On Monday I spent an hour and a half working out the subtitling software to add words to a two minute video that Joe sent me first thing that morning. I was keeping one eye on social media for news of the Rebellion. Satya hadn’t taken her phone into the city and was expecting to get arrested first thing.
I’ve been to a London Rebellion before, as well as to actions in other places (like the G7 demonstrations in Cornwall). I’ve been arrested once, and I know that there are Rebels looking out for you when that happens. I know that someone from XR will meet you when you’re released from the police station at any time of day or night. I trust the other people there, and I trust Satya and still there was an anxiety in not knowing what was happening.
When Satya went to her first Rebellion in London in October 2019 I was again at home. That week I was glued to live-streams on social media, frantically trying to work out what going on. I was a novice rebel then, with no in the street experience and no way of imagining what it was like to be there.
That year I was massively affected by all the negative comments on social media. It was distressing to read them all, I became fraught and I carried on reading them.
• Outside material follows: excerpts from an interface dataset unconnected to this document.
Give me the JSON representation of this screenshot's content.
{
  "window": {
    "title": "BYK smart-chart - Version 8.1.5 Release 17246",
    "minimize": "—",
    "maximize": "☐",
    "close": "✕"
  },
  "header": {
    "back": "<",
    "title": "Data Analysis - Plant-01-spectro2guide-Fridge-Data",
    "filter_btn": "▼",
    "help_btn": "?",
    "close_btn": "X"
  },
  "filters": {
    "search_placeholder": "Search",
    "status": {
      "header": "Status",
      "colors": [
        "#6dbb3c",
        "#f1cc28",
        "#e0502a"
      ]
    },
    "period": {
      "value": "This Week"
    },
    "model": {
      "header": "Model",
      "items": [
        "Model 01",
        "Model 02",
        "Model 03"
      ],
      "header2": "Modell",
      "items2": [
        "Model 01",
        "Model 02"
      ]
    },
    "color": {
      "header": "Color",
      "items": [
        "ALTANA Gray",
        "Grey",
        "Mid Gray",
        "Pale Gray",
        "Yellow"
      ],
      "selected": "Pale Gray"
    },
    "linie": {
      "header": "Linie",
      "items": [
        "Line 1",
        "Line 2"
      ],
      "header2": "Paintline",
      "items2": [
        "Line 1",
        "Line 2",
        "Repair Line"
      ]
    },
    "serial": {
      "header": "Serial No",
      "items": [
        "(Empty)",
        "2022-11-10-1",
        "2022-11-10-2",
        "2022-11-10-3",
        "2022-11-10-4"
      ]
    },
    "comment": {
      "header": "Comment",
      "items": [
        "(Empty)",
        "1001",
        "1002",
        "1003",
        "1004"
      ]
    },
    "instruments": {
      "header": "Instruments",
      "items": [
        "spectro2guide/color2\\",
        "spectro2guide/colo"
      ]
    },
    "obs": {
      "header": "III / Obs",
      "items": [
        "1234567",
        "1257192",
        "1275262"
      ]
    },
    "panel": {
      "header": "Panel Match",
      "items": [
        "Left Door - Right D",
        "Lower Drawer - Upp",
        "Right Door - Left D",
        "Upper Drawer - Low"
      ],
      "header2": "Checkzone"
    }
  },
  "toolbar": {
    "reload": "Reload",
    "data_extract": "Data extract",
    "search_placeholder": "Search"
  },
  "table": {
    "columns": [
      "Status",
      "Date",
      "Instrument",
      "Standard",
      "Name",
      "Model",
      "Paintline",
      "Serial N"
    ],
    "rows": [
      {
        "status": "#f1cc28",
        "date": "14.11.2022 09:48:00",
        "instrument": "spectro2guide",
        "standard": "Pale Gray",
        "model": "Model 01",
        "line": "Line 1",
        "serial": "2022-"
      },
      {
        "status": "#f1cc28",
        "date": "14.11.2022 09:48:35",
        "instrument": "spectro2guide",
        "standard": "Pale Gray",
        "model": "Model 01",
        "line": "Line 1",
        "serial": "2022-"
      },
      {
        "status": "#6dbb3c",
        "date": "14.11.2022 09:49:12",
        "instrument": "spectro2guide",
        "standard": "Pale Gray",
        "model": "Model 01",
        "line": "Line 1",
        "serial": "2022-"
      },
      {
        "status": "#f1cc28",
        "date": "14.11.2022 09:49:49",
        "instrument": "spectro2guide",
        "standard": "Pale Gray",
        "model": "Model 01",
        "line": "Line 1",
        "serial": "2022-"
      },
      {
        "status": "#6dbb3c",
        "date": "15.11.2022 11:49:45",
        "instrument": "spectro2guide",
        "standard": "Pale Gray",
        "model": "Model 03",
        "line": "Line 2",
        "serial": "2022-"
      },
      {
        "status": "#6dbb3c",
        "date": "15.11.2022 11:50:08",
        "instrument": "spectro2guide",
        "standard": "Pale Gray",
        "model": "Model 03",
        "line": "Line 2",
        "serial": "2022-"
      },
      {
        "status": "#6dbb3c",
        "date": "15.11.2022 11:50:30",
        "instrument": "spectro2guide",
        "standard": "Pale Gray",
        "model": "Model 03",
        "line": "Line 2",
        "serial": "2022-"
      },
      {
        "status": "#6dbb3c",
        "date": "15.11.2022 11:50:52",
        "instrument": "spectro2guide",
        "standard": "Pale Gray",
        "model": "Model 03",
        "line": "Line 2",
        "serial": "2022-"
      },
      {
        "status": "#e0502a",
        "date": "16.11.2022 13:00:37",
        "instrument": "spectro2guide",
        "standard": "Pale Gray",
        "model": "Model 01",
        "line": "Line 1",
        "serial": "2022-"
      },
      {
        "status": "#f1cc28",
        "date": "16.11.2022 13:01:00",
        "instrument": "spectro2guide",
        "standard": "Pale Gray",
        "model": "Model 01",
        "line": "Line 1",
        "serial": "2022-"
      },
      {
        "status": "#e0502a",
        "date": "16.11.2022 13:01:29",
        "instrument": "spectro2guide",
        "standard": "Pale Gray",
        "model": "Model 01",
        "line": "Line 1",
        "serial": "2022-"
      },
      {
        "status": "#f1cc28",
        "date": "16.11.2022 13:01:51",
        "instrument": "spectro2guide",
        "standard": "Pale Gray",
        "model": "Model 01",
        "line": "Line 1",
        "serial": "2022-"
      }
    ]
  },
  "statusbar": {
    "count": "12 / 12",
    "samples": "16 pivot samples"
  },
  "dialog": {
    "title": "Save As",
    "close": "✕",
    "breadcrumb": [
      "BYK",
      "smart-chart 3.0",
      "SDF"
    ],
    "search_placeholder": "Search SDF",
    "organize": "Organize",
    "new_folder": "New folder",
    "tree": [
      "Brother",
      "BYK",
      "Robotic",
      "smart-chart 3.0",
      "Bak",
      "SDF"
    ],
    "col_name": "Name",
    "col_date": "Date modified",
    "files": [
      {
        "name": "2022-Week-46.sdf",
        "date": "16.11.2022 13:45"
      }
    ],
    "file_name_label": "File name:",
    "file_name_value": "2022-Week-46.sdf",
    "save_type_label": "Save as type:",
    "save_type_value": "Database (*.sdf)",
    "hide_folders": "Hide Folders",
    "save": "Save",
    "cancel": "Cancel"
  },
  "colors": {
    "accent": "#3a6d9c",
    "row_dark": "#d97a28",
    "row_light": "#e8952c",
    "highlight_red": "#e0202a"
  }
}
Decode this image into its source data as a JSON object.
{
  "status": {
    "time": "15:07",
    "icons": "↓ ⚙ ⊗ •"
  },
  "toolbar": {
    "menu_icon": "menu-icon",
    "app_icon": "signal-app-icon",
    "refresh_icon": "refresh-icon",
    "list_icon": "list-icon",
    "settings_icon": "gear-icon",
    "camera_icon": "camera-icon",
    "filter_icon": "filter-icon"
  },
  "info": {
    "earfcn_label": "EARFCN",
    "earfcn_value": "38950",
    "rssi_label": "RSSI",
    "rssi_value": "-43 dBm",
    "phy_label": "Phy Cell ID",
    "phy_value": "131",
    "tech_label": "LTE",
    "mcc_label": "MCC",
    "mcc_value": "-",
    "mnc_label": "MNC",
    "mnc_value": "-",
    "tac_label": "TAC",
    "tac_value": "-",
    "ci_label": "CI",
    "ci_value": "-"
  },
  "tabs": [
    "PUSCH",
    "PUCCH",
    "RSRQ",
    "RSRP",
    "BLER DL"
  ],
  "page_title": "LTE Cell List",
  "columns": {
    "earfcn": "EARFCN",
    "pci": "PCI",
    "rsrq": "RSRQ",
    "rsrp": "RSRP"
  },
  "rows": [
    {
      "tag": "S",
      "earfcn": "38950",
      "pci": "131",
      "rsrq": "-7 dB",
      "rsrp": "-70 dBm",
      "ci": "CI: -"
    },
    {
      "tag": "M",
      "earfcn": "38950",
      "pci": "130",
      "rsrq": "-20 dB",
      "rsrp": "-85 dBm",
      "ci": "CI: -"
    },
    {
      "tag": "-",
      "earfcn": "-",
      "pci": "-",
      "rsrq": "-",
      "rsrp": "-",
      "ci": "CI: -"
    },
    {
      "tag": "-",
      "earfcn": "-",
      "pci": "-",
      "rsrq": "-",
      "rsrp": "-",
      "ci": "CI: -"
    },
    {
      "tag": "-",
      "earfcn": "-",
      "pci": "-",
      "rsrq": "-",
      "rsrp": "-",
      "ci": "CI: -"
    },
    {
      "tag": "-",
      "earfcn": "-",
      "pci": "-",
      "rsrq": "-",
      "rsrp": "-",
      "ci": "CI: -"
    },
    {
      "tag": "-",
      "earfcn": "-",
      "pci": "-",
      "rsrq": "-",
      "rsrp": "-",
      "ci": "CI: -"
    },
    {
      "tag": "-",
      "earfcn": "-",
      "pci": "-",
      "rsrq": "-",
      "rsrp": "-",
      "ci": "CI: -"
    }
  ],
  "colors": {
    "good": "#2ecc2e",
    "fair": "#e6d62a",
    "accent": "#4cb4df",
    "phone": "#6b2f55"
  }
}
This year they’ve hardly affected me at all. What’s changed? Two things: one, I have had on the ground experience at Rebellions and while I’ve been out in the streets the majority of ordinary people were supportive (we received a very warm welcome into St. Ives earlier in the year, for example); and two that the climate crisis has become so obvious and the effects of extreme weather so profound that it is simply impossible for me to do nothing and maintain any sense of integrity.
Both of those reasons made it a little easier to not know what was unfolding for Satya as well. At lunchtime on Monday I got a text from a stranger’s phone. They said Satya was fine and hadn’t been arrested. Later that afternoon there was another text from a different phone, Satya was sitting in the road and expecting to be arrested soon. Then there was no more news until yesterday morning. As soon as I woke up I saw the message on my phone: Satya was arrested at 9pm and checked into the station at 2am, she would probably be out in the afternoon.
When I got a message from Satya herself yesterday afternoon there was a big sense of relief. I released a breath that I hadn’t realised I was holding in until that moment. That relief was followed by a surge of pride and of not optimism exactly, but a feeling of being pleased to be part of a movement that is trying to create change.
My heart feels full when I think of all the rebels in London, and especially when I think of the XR Buddhists, taking their practice out into the world. I’m looking forward to seeing them in person on Sunday, and I’m looking forward to continuing to act.
There’s a slogan I see flying on flags at XR demonstrations, “Deeds not words.” It comes from Emmeline Pankhurst and is often used by XR’s FINT* community. It’s often aimed at world leaders, but I have taken it to heart myself. Sometimes taking action eases my despair, sometimes taking action gives me hope that things can change for the better and it always leads to a sense of greater integrity and greater embodiment of my Buddhist practice. In the face of such suffering, how can we do nothing?
*Female, Intersex, Non-binary and Trans
Kaspa Thompson is a Buddhist Teacher, psychotherapist and currently co-coordinator of XR Buddhists.
Posts and articles are the views of their authors and not necessarily of the XR Buddhists group.